India’s GHG Program is an industry-led voluntary framework aiming to help Indian companies monitor progress towards measurement and management of GHG emissions using tools and methodologies from WRI’s GHG Protocol.
WRI established its India office in 2011. We work with leaders in business, government, and civil society to expand clean energy development, combat climate change, and develop sustainable transport solutions. Learn more about our work in India. Visit the WRI India website.
The India GHG Program is an industry-led voluntary framework to measure and manage greenhouse gas emissions.The Program will strive to build comprehensive measurement and management strategies to reduce emissions and drive more profitable, competitive and sustainable businesses and organizations
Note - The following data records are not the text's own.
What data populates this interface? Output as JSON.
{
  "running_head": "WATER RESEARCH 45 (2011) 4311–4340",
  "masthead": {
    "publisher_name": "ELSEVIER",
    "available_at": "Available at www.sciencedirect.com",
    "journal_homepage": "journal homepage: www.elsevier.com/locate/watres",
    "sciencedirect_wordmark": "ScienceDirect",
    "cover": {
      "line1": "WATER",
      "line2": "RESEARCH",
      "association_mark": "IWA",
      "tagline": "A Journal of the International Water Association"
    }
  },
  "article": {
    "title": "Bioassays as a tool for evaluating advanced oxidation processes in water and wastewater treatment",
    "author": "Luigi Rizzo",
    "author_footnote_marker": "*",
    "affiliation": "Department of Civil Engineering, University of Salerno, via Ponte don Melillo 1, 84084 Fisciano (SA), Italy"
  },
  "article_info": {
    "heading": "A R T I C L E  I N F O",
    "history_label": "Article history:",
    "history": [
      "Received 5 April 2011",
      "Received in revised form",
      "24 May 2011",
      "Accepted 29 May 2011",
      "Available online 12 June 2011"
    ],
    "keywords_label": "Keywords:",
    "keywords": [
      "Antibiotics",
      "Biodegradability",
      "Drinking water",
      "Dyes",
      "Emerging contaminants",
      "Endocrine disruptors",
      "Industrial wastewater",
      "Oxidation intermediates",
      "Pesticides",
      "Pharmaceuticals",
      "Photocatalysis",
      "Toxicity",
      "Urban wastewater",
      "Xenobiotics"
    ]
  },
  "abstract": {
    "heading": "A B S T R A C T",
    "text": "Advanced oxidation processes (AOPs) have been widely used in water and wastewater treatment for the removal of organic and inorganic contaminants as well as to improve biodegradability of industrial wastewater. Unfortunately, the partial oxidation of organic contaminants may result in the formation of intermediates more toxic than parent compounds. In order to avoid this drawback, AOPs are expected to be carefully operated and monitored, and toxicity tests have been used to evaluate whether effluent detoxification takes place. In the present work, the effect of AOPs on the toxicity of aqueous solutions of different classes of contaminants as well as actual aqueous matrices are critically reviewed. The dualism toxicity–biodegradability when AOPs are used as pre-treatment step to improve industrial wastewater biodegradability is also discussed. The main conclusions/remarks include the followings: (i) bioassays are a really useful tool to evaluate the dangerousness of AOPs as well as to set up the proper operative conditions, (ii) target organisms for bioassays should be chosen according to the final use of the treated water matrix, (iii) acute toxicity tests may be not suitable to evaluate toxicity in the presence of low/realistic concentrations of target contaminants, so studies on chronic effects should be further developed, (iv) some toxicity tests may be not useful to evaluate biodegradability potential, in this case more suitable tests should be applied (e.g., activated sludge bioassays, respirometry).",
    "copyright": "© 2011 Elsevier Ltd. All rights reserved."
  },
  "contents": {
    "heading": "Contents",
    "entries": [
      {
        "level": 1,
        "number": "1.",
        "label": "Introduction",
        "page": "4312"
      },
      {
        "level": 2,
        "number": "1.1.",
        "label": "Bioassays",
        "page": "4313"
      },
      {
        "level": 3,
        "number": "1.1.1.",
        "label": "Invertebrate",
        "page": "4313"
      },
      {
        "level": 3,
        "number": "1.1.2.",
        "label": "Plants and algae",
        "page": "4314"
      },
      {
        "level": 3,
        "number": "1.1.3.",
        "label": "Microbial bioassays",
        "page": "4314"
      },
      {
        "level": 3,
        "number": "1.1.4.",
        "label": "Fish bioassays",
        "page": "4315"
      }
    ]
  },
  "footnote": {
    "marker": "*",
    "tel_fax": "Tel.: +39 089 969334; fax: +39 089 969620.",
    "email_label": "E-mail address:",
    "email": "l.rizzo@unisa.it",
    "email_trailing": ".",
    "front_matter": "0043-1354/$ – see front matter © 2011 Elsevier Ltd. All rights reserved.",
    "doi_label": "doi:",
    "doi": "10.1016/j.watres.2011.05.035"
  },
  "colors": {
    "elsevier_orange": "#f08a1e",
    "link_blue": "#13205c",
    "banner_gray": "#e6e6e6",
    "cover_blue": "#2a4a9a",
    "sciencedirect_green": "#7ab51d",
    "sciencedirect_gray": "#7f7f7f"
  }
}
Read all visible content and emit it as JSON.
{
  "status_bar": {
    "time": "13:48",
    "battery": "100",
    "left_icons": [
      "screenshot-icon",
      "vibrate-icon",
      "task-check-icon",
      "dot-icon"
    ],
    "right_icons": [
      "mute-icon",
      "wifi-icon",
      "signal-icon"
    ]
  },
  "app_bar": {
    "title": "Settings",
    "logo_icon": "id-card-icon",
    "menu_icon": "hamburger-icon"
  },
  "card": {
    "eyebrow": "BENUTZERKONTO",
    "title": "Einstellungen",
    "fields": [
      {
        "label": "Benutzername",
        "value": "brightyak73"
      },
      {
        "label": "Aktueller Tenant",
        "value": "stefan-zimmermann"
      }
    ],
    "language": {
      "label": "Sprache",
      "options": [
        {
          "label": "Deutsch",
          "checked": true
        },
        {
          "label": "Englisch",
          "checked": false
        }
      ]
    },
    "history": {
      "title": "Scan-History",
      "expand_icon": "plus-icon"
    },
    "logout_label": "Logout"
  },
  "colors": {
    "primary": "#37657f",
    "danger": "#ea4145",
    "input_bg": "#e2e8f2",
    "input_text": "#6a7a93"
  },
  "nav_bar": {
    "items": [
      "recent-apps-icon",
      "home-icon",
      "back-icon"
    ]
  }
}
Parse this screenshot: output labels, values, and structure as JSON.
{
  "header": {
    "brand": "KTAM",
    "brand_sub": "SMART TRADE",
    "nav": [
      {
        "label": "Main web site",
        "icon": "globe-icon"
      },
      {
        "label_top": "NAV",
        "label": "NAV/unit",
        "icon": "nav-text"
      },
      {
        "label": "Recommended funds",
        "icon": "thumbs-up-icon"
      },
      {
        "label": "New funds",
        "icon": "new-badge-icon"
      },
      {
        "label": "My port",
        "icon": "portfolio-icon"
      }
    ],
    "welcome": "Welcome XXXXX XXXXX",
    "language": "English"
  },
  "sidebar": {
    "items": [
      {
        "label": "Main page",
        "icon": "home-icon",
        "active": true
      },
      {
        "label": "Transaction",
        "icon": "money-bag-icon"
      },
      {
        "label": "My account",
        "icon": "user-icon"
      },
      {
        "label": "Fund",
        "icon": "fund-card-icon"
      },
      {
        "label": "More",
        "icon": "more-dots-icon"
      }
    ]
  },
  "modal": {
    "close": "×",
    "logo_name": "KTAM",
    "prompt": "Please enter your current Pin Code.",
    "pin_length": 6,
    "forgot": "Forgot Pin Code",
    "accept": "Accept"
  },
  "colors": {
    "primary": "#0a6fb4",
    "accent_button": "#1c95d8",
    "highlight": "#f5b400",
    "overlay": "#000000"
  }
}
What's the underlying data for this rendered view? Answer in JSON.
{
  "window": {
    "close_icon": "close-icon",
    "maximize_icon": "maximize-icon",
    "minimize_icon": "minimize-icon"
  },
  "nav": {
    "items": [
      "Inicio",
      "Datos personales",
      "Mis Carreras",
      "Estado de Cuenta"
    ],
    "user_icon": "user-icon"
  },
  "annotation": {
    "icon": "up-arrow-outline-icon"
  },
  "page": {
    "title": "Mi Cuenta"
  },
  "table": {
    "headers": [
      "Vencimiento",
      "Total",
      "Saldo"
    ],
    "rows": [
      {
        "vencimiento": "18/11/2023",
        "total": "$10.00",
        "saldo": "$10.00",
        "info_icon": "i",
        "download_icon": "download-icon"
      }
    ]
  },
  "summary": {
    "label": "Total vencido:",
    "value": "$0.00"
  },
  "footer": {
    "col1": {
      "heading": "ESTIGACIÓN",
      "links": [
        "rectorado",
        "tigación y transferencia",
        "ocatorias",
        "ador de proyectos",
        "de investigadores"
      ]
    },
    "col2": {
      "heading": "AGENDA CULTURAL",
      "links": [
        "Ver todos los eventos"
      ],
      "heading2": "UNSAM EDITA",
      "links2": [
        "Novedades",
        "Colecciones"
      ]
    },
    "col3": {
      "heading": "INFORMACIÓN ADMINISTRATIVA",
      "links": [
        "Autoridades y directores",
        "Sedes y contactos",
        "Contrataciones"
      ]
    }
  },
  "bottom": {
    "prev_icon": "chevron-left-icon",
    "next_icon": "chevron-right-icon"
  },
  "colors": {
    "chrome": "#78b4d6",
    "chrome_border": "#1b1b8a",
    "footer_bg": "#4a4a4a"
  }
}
BANGALORE, INDIA — The World Resources Institute’s Electricity Governance Initiative today released a new report, Robust, Recognizable, and Legitimate: Strengthening India’s Appliance Efficiency Standards and Labels through Greater Civil Society Involvement.
India struggles with water scarcity, a problem that poses especially huge implications for the country’s food security and rural livelihoods. The country has long-battled its scarcity issues through Watershed Development, a participatory approach to improve water management through afforestation and reforestation, sustainable land management, soil and water conservation, water-harvesting infrastructure, and social interventions. But while watershed development has been employed in communities throughout India, its potential long-term costs and benefits have not been well-understood or studied--until now.
A new working paper from WRI and WOTR finds that watershed development has provided more than $9 million dollars’ worth of food security and water management benefits to the water-stressed community, Kumbharwadi.
Economic Valuation and Adaptation Considerations
This paper examines how economic valuation can improve our understanding of watershed development and how to overcome challenges related to data collection, valuing direct and indirect benefits, and climate change adaptation.
Energy efficiency programs in world's major developing countries could save 1,500 Terawatt hours of energy and save consumers US$ 1.5 trillion by 2030.
But despite their “win-win” nature, the purchase of energy efficient appliances remains low in some countries—including in India. This is in part due to low levels of involvement by local civil society organizations (CSOs) in the energy efficiency standards and labeling (S&L) process.
It is not possible to effectively address climate change without substantive [greenhouse gas] GHG emission reductions by the transport sector. But putting the pieces together – especially in developing countries – will require fine-tuning transportation climate finance readiness to match growing demand.
A new report for the German International Cooperation (Deutsche Gesellschaft fuer Internationale Zusammenarbeit (GIZ)) outlines seven routes governments in the developing world can take to accelerate investment in low-carbon transport.
Strengthening India's Appliance Efficiency Standards and Labels through Greater Civil Society Involvement...
Residential use accounts for 14 percent of global energy consumption. Appliance standards alone could achieve 17 percent energy reductions in the residential sector. Although appliance efficiency standards and labeling programs (AES&L) aim to influence consumer behavior, consumers and civil...
EMBARQ India received special recognition in the third edition of the Volvo Sustainable Mobility Awards, announced at last week’s Volvo Nobel Memorial Seminar in Bangalore, India. EMBARQ India’s submission, “Towards a Walkable and Sustainable Bengaluru: A Safe Access Project for Indiranagar Metro,” aims to improve safety and accessibility for bikers and pedestrians around Bangalore’s metro stations.